There was a slew of news on Thursday: Edward Snowden finally getting out of ... wherever he's been holed up somewhere in a Moscow airport; Tony Bennett being the latest Rick Scott official to leave his post unceremoniously; Duke Energy pulling the plug on the Crystal River nuclear plant; and attorney John Fitzgibbons calling on Bob Buckhorn to have someone conduct an investigation into the Tampa Police Department's DUI dept.
But the story that means the most to this page is the announcement that Eric Deggans will be departing from the Tampa Bay Times to become NPR's full-time television critic beginning in October.
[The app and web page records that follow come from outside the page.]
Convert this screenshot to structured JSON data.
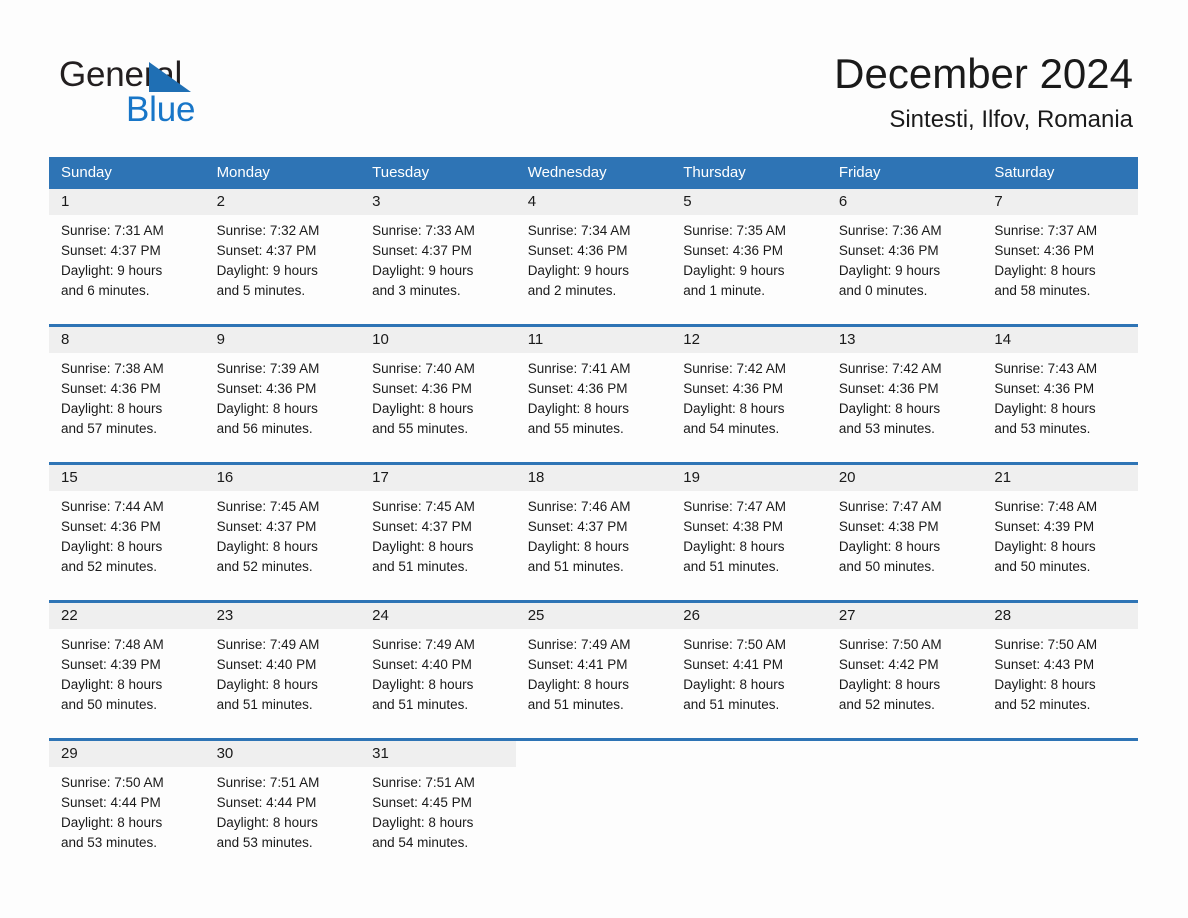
{
  "brand": {
    "name_part1": "General",
    "name_part2": "Blue",
    "triangle_color": "#1f6fb4",
    "blue_color": "#1876c8"
  },
  "header": {
    "title": "December 2024",
    "location": "Sintesti, Ilfov, Romania"
  },
  "colors": {
    "header_band": "#2e74b5",
    "day_band": "#efefef",
    "week_rule": "#2e74b5",
    "text": "#1a1a1a"
  },
  "weekdays": [
    "Sunday",
    "Monday",
    "Tuesday",
    "Wednesday",
    "Thursday",
    "Friday",
    "Saturday"
  ],
  "days": [
    {
      "n": "1",
      "sunrise": "Sunrise: 7:31 AM",
      "sunset": "Sunset: 4:37 PM",
      "daylight1": "Daylight: 9 hours",
      "daylight2": "and 6 minutes."
    },
    {
      "n": "2",
      "sunrise": "Sunrise: 7:32 AM",
      "sunset": "Sunset: 4:37 PM",
      "daylight1": "Daylight: 9 hours",
      "daylight2": "and 5 minutes."
    },
    {
      "n": "3",
      "sunrise": "Sunrise: 7:33 AM",
      "sunset": "Sunset: 4:37 PM",
      "daylight1": "Daylight: 9 hours",
      "daylight2": "and 3 minutes."
    },
    {
      "n": "4",
      "sunrise": "Sunrise: 7:34 AM",
      "sunset": "Sunset: 4:36 PM",
      "daylight1": "Daylight: 9 hours",
      "daylight2": "and 2 minutes."
    },
    {
      "n": "5",
      "sunrise": "Sunrise: 7:35 AM",
      "sunset": "Sunset: 4:36 PM",
      "daylight1": "Daylight: 9 hours",
      "daylight2": "and 1 minute."
    },
    {
      "n": "6",
      "sunrise": "Sunrise: 7:36 AM",
      "sunset": "Sunset: 4:36 PM",
      "daylight1": "Daylight: 9 hours",
      "daylight2": "and 0 minutes."
    },
    {
      "n": "7",
      "sunrise": "Sunrise: 7:37 AM",
      "sunset": "Sunset: 4:36 PM",
      "daylight1": "Daylight: 8 hours",
      "daylight2": "and 58 minutes."
    },
    {
      "n": "8",
      "sunrise": "Sunrise: 7:38 AM",
      "sunset": "Sunset: 4:36 PM",
      "daylight1": "Daylight: 8 hours",
      "daylight2": "and 57 minutes."
    },
    {
      "n": "9",
      "sunrise": "Sunrise: 7:39 AM",
      "sunset": "Sunset: 4:36 PM",
      "daylight1": "Daylight: 8 hours",
      "daylight2": "and 56 minutes."
    },
    {
      "n": "10",
      "sunrise": "Sunrise: 7:40 AM",
      "sunset": "Sunset: 4:36 PM",
      "daylight1": "Daylight: 8 hours",
      "daylight2": "and 55 minutes."
    },
    {
      "n": "11",
      "sunrise": "Sunrise: 7:41 AM",
      "sunset": "Sunset: 4:36 PM",
      "daylight1": "Daylight: 8 hours",
      "daylight2": "and 55 minutes."
    },
    {
      "n": "12",
      "sunrise": "Sunrise: 7:42 AM",
      "sunset": "Sunset: 4:36 PM",
      "daylight1": "Daylight: 8 hours",
      "daylight2": "and 54 minutes."
    },
    {
      "n": "13",
      "sunrise": "Sunrise: 7:42 AM",
      "sunset": "Sunset: 4:36 PM",
      "daylight1": "Daylight: 8 hours",
      "daylight2": "and 53 minutes."
    },
    {
      "n": "14",
      "sunrise": "Sunrise: 7:43 AM",
      "sunset": "Sunset: 4:36 PM",
      "daylight1": "Daylight: 8 hours",
      "daylight2": "and 53 minutes."
    },
    {
      "n": "15",
      "sunrise": "Sunrise: 7:44 AM",
      "sunset": "Sunset: 4:36 PM",
      "daylight1": "Daylight: 8 hours",
      "daylight2": "and 52 minutes."
    },
    {
      "n": "16",
      "sunrise": "Sunrise: 7:45 AM",
      "sunset": "Sunset: 4:37 PM",
      "daylight1": "Daylight: 8 hours",
      "daylight2": "and 52 minutes."
    },
    {
      "n": "17",
      "sunrise": "Sunrise: 7:45 AM",
      "sunset": "Sunset: 4:37 PM",
      "daylight1": "Daylight: 8 hours",
      "daylight2": "and 51 minutes."
    },
    {
      "n": "18",
      "sunrise": "Sunrise: 7:46 AM",
      "sunset": "Sunset: 4:37 PM",
      "daylight1": "Daylight: 8 hours",
      "daylight2": "and 51 minutes."
    },
    {
      "n": "19",
      "sunrise": "Sunrise: 7:47 AM",
      "sunset": "Sunset: 4:38 PM",
      "daylight1": "Daylight: 8 hours",
      "daylight2": "and 51 minutes."
    },
    {
      "n": "20",
      "sunrise": "Sunrise: 7:47 AM",
      "sunset": "Sunset: 4:38 PM",
      "daylight1": "Daylight: 8 hours",
      "daylight2": "and 50 minutes."
    },
    {
      "n": "21",
      "sunrise": "Sunrise: 7:48 AM",
      "sunset": "Sunset: 4:39 PM",
      "daylight1": "Daylight: 8 hours",
      "daylight2": "and 50 minutes."
    },
    {
      "n": "22",
      "sunrise": "Sunrise: 7:48 AM",
      "sunset": "Sunset: 4:39 PM",
      "daylight1": "Daylight: 8 hours",
      "daylight2": "and 50 minutes."
    },
    {
      "n": "23",
      "sunrise": "Sunrise: 7:49 AM",
      "sunset": "Sunset: 4:40 PM",
      "daylight1": "Daylight: 8 hours",
      "daylight2": "and 51 minutes."
    },
    {
      "n": "24",
      "sunrise": "Sunrise: 7:49 AM",
      "sunset": "Sunset: 4:40 PM",
      "daylight1": "Daylight: 8 hours",
      "daylight2": "and 51 minutes."
    },
    {
      "n": "25",
      "sunrise": "Sunrise: 7:49 AM",
      "sunset": "Sunset: 4:41 PM",
      "daylight1": "Daylight: 8 hours",
      "daylight2": "and 51 minutes."
    },
    {
      "n": "26",
      "sunrise": "Sunrise: 7:50 AM",
      "sunset": "Sunset: 4:41 PM",
      "daylight1": "Daylight: 8 hours",
      "daylight2": "and 51 minutes."
    },
    {
      "n": "27",
      "sunrise": "Sunrise: 7:50 AM",
      "sunset": "Sunset: 4:42 PM",
      "daylight1": "Daylight: 8 hours",
      "daylight2": "and 52 minutes."
    },
    {
      "n": "28",
      "sunrise": "Sunrise: 7:50 AM",
      "sunset": "Sunset: 4:43 PM",
      "daylight1": "Daylight: 8 hours",
      "daylight2": "and 52 minutes."
    },
    {
      "n": "29",
      "sunrise": "Sunrise: 7:50 AM",
      "sunset": "Sunset: 4:44 PM",
      "daylight1": "Daylight: 8 hours",
      "daylight2": "and 53 minutes."
    },
    {
      "n": "30",
      "sunrise": "Sunrise: 7:51 AM",
      "sunset": "Sunset: 4:44 PM",
      "daylight1": "Daylight: 8 hours",
      "daylight2": "and 53 minutes."
    },
    {
      "n": "31",
      "sunrise": "Sunrise: 7:51 AM",
      "sunset": "Sunset: 4:45 PM",
      "daylight1": "Daylight: 8 hours",
      "daylight2": "and 54 minutes."
    }
  ],
  "grid": {
    "leading_blanks": 0,
    "trailing_blanks_last_row": 4,
    "weeks": 5
  }
}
Simply put, Eric is one of the best pop culture writers and commentators in the country, and has been for years. His intelligence and style have always made him a must read, or a "must-listen," if you will, when he was commenting on TV or radio.
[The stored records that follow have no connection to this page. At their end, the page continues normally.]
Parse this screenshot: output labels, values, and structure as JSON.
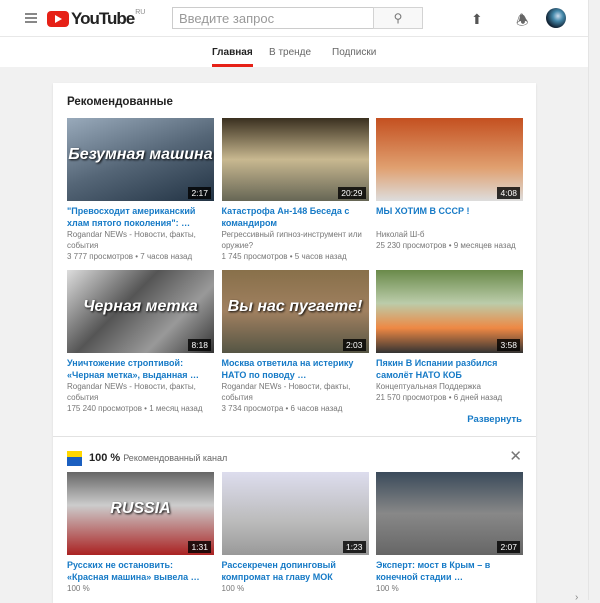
{
  "header": {
    "logo": "YouTube",
    "region": "RU",
    "search_placeholder": "Введите запрос",
    "icons": [
      "menu-icon",
      "search-icon",
      "upload-icon",
      "bell-icon",
      "avatar"
    ]
  },
  "tabs": [
    {
      "label": "Главная",
      "active": true
    },
    {
      "label": "В тренде"
    },
    {
      "label": "Подписки"
    }
  ],
  "recommended": {
    "title": "Рекомендованные",
    "expand_label": "Развернуть",
    "videos": [
      {
        "title": "\"Превосходит американский хлам пятого поколения\":   …",
        "channel": "Rogandar NEWs - Новости, факты, события",
        "stats": "3 777 просмотров • 7 часов назад",
        "duration": "2:17",
        "thumb_text": "Безумная машина"
      },
      {
        "title": "Катастрофа Ан-148 Беседа с командиром",
        "channel": "Регрессивный гипноз-инструмент или оружие?",
        "stats": "1 745 просмотров • 5 часов назад",
        "duration": "20:29"
      },
      {
        "title": "МЫ ХОТИМ В СССР !",
        "channel": "Николай Ш-б",
        "stats": "25 230 просмотров • 9 месяцев назад",
        "duration": "4:08"
      },
      {
        "title": "Уничтожение строптивой: «Черная метка», выданная …",
        "channel": "Rogandar NEWs - Новости, факты, события",
        "stats": "175 240 просмотров • 1 месяц назад",
        "duration": "8:18",
        "thumb_text": "Черная метка"
      },
      {
        "title": "Москва ответила на истерику НАТО по поводу   …",
        "channel": "Rogandar NEWs - Новости, факты, события",
        "stats": "3 734 просмотра • 6 часов назад",
        "duration": "2:03",
        "thumb_text": "Вы нас пугаете!"
      },
      {
        "title": "Пякин В Испании разбился самолёт НАТО КОБ",
        "channel": "Концептуальная Поддержка",
        "stats": "21 570 просмотров • 6 дней назад",
        "duration": "3:58"
      }
    ]
  },
  "channel_shelf": {
    "name": "100 %",
    "label": "Рекомендованный канал",
    "videos": [
      {
        "title": "Русских не остановить: «Красная машина» вывела …",
        "channel": "100 %",
        "duration": "1:31",
        "thumb_text": "RUSSIA"
      },
      {
        "title": "Рассекречен допинговый компромат на главу МОК",
        "channel": "100 %",
        "duration": "1:23"
      },
      {
        "title": "Эксперт: мост в Крым – в конечной стадии   …",
        "channel": "100 %",
        "duration": "2:07"
      }
    ]
  },
  "colors": {
    "brand": "#e62117",
    "link": "#167ac6"
  }
}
But what has distinguished Eric from most mainstream critics is his emphasis on writing about race in the media. One of the more interesting local panel discussions was one that he convened in St. Pete in the aftermath of the Don Imus imbroglio in 2007. Remember that? That's when the "I-man," a regular morning presence at the time on MSNBC in the morning — despite the fact that Imus and his producer Bernard McGuirk regularly made insulting comments about blacks that got little traction in mainstream media — got suspended and then fired for comments about the Rutgers women's basketball team (hardly the most egregious remarks he'd ever made, but offensive nevertheless). It was a lively and stimulating discussion, and I was glad I was there to cover it.
I contacted Eric weeks before his book Race-Baiter: How the Media Wields Dangerous Words to Divide a Nation came out last fall to tell him I wanted to write about him and the book. (You might recall we featured that piece as a cover story last fall, and Eric told us yesterday that the Todd Bates cover shot was the one being passed around on Twitter). In my story I said that Eric had the ability to raise our consciousness, and I'd say that's what he's done on a consistent basis throughout his storied 18-year career at the Times. He'll be stellar at NPR.
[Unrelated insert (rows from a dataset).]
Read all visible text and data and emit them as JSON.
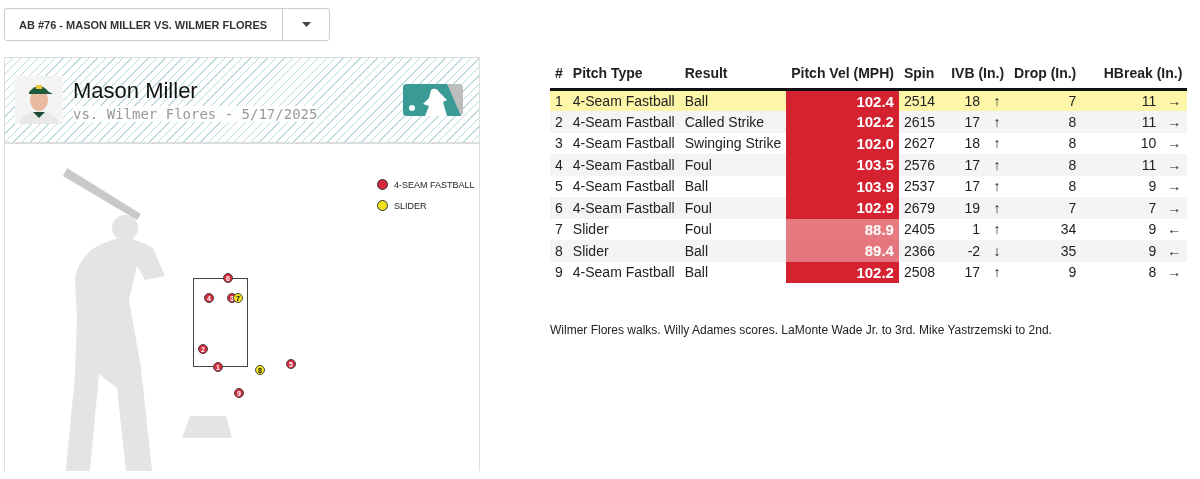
{
  "at_bat_select": {
    "value": "AB #76 - MASON MILLER VS. WILMER FLORES"
  },
  "card": {
    "pitcher": "Mason Miller",
    "matchup": "vs. Wilmer Flores - 5/17/2025",
    "legend": [
      {
        "label": "4-SEAM FASTBALL",
        "color": "#d62b3e"
      },
      {
        "label": "SLIDER",
        "color": "#f2e21e"
      }
    ],
    "pitches": [
      {
        "label": "6",
        "color": "#d62b3e"
      },
      {
        "label": "4",
        "color": "#d62b3e"
      },
      {
        "label": "3",
        "color": "#d62b3e"
      },
      {
        "label": "7",
        "color": "#f2e21e"
      },
      {
        "label": "2",
        "color": "#d62b3e"
      },
      {
        "label": "5",
        "color": "#d62b3e"
      },
      {
        "label": "1",
        "color": "#d62b3e"
      },
      {
        "label": "8",
        "color": "#f2e21e"
      },
      {
        "label": "9",
        "color": "#d62b3e"
      }
    ]
  },
  "table": {
    "columns": [
      "#",
      "Pitch Type",
      "Result",
      "Pitch Vel (MPH)",
      "Spin",
      "IVB (In.)",
      "Drop (In.)",
      "HBreak (In.)"
    ],
    "rows": [
      {
        "selected": true,
        "num": "1",
        "type": "4-Seam Fastball",
        "result": "Ball",
        "vel": "102.4",
        "color": "#d52230",
        "spin": "2514",
        "ivb": "18",
        "ivb_arrow": "↑",
        "drop": "7",
        "hbreak": "11",
        "h_arrow": "→"
      },
      {
        "selected": false,
        "num": "2",
        "type": "4-Seam Fastball",
        "result": "Called Strike",
        "vel": "102.2",
        "color": "#d52230",
        "spin": "2615",
        "ivb": "17",
        "ivb_arrow": "↑",
        "drop": "8",
        "hbreak": "11",
        "h_arrow": "→"
      },
      {
        "selected": false,
        "num": "3",
        "type": "4-Seam Fastball",
        "result": "Swinging Strike",
        "vel": "102.0",
        "color": "#d52230",
        "spin": "2627",
        "ivb": "18",
        "ivb_arrow": "↑",
        "drop": "8",
        "hbreak": "10",
        "h_arrow": "→"
      },
      {
        "selected": false,
        "num": "4",
        "type": "4-Seam Fastball",
        "result": "Foul",
        "vel": "103.5",
        "color": "#d52230",
        "spin": "2576",
        "ivb": "17",
        "ivb_arrow": "↑",
        "drop": "8",
        "hbreak": "11",
        "h_arrow": "→"
      },
      {
        "selected": false,
        "num": "5",
        "type": "4-Seam Fastball",
        "result": "Ball",
        "vel": "103.9",
        "color": "#d52230",
        "spin": "2537",
        "ivb": "17",
        "ivb_arrow": "↑",
        "drop": "8",
        "hbreak": "9",
        "h_arrow": "→"
      },
      {
        "selected": false,
        "num": "6",
        "type": "4-Seam Fastball",
        "result": "Foul",
        "vel": "102.9",
        "color": "#d52230",
        "spin": "2679",
        "ivb": "19",
        "ivb_arrow": "↑",
        "drop": "7",
        "hbreak": "7",
        "h_arrow": "→"
      },
      {
        "selected": false,
        "num": "7",
        "type": "Slider",
        "result": "Foul",
        "vel": "88.9",
        "color": "#e67a80",
        "spin": "2405",
        "ivb": "1",
        "ivb_arrow": "↑",
        "drop": "34",
        "hbreak": "9",
        "h_arrow": "←"
      },
      {
        "selected": false,
        "num": "8",
        "type": "Slider",
        "result": "Ball",
        "vel": "89.4",
        "color": "#e4767d",
        "spin": "2366",
        "ivb": "-2",
        "ivb_arrow": "↓",
        "drop": "35",
        "hbreak": "9",
        "h_arrow": "←"
      },
      {
        "selected": false,
        "num": "9",
        "type": "4-Seam Fastball",
        "result": "Ball",
        "vel": "102.2",
        "color": "#d52230",
        "spin": "2508",
        "ivb": "17",
        "ivb_arrow": "↑",
        "drop": "9",
        "hbreak": "8",
        "h_arrow": "→"
      }
    ]
  },
  "summary": "Wilmer Flores walks. Willy Adames scores. LaMonte Wade Jr. to 3rd. Mike Yastrzemski to 2nd."
}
Okay, now on to the news that I got around to writing about yesterday.The Tampa City Council spent considerable time acknowledging that its code enforcement department hasn't been cutting it — for years, its critics contend. The council was filled with ideas on how to improve the department going forward, but the public undoubtedly remains skeptical.
On Wednesday night, a town hall meeting/fast paced brain storming session was held in Tampa, where the topic was all about generating ideas to improve Tampa Bay.
And sort of still a big deal for me: Our beloved San Francisco Giants are in St. Petersburg to play the Rays in a weekend series for only the second time in the history of the two franchises. The Giants were honored by President Obama at the White House on Monday, despite the fact that they're in danger of having the worst record after winning the World Series since the 1998 Florida (now Miami) Marlins. The Rays continue to be one of the hottest clubs running, and should stomp all over the world champs. Right? I'm excited nevertheless for this series...